“Not so much in the day-to-day. But there is a big difference in how we make decisions and why, on what grounds. It’s a big difference. Now we look entirely at customer value.”

A lot of it is about changes in attitude. Thinking less in terms of ‘production’ and ‘products’ and more about how to create value for our end customers and partners.

For the sales organization, there is a huge difference when they focus on ‘performance-based business’, where we sell knowledge, information, performance and improvements for the customer rather than ‘ball bearings’. It brings completely new requirements with regard to communication and analysis. Larsson explains that you need to sit down with the customer and look at what is available, the customer’s wishes and life cycle costs when you write performance-based contracts.

“It’s important to understand what the customer actually needs so that we make the right products.
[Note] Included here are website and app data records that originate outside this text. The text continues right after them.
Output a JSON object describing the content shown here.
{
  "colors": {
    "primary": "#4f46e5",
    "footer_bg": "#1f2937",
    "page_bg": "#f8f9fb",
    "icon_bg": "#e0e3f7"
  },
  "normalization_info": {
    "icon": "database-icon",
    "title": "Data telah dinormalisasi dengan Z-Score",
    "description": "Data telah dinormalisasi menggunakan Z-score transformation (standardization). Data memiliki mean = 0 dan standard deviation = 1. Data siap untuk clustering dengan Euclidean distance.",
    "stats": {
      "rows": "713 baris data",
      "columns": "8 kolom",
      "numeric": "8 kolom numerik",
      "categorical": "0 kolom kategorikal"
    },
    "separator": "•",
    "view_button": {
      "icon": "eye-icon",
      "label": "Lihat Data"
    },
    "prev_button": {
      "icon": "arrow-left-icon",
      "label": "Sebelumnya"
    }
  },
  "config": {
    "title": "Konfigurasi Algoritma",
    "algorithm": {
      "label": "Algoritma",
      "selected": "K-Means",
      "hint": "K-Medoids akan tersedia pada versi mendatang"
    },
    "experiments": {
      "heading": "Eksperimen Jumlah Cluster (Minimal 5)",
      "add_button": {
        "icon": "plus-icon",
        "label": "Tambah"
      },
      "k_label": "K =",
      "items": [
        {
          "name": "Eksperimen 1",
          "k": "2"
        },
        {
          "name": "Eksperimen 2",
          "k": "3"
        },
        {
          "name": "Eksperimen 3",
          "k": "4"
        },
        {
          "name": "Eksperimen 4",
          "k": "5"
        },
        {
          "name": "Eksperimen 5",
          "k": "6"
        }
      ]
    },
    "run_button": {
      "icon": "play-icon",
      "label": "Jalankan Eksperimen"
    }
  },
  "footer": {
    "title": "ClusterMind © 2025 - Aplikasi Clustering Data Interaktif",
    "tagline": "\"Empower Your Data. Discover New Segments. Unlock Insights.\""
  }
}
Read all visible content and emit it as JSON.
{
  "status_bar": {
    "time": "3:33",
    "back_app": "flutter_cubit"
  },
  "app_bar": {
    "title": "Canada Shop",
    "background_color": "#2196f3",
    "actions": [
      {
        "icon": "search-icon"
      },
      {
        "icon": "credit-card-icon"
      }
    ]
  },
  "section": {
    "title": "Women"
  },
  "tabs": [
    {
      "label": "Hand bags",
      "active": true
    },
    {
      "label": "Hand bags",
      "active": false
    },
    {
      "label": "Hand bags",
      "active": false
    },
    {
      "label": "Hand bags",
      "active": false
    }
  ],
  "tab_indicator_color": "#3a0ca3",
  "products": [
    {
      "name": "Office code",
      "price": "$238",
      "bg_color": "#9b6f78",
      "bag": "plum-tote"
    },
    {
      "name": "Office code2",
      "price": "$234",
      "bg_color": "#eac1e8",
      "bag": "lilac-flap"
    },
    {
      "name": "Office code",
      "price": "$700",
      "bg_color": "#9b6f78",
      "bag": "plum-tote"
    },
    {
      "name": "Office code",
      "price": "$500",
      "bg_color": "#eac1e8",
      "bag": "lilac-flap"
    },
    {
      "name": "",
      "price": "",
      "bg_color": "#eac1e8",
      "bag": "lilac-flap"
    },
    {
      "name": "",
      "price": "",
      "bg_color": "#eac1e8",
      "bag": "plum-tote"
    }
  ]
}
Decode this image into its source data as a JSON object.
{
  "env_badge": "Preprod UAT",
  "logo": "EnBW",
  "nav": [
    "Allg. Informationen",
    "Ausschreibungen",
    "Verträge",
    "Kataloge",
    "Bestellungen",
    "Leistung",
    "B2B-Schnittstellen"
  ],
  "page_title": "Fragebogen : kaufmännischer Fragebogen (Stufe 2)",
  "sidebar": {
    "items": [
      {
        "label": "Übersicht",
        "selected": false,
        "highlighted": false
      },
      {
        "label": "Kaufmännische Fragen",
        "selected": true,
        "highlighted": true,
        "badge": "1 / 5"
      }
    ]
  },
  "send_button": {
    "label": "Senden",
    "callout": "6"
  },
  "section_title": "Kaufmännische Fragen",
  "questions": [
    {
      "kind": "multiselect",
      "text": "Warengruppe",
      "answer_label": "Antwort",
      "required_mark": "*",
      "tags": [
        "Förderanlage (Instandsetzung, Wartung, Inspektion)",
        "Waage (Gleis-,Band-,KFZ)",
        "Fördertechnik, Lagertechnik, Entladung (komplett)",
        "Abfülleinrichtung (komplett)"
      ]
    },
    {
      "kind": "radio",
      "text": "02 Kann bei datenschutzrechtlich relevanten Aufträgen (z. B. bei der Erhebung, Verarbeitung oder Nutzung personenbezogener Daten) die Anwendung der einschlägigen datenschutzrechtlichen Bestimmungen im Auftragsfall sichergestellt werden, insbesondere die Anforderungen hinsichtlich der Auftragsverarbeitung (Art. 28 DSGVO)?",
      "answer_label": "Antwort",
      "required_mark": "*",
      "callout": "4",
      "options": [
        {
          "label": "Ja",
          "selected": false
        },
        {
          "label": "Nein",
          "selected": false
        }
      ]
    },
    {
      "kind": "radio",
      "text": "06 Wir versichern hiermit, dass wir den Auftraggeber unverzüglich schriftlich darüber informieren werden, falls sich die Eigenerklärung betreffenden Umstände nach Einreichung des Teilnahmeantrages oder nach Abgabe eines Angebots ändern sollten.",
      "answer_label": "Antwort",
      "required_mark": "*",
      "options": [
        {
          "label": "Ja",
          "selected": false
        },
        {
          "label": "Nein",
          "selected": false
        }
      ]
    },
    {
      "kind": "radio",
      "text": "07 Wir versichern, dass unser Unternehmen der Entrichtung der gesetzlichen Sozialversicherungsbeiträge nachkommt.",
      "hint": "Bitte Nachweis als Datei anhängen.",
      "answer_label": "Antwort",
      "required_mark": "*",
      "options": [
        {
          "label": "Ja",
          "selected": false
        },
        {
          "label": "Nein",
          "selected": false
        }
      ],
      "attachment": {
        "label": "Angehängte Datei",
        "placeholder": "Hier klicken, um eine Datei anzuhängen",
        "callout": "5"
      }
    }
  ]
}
In many cases, we’ve ‘over-engineered’ and focused too much on the development of bearings instead of looking at the customer’s needs. Customers can end up buying a Porsche when what they need is a Skoda. We can do better in this regard. It’s about being more focused on what is fit for purpose. Some bearings can be purchased at the touch of a button through Amazon, while in other cases, customers may want a performance-based solution where we guarantee service and performance levels.”

In terms of skills requirements, there is a shift towards the digital. Many new roles have been created. Right now, a lot of software developers are being recruited, and among the new positions is one where the person will be responsible for looking at new concepts instead of new products.

How far have you got?

“If the final vision is 10, we are at 5. The cloud platform and the organization are in place, as well as some of the concepts. It’s now time to roll it out across the company.”

Challenges and lessons learned

It is a challenge to go from selling a product to selling knowledge. It changes everything. You need to transform the organization – and at the same time maintain existing and ongoing business.

There are valuable positions to be taken and a lot of money to be made along the way if you don’t look too far ahead. “There is no digital strategy, just strategy in a digital world.”

“Technology sparks industrial revolutions; people make them happen.”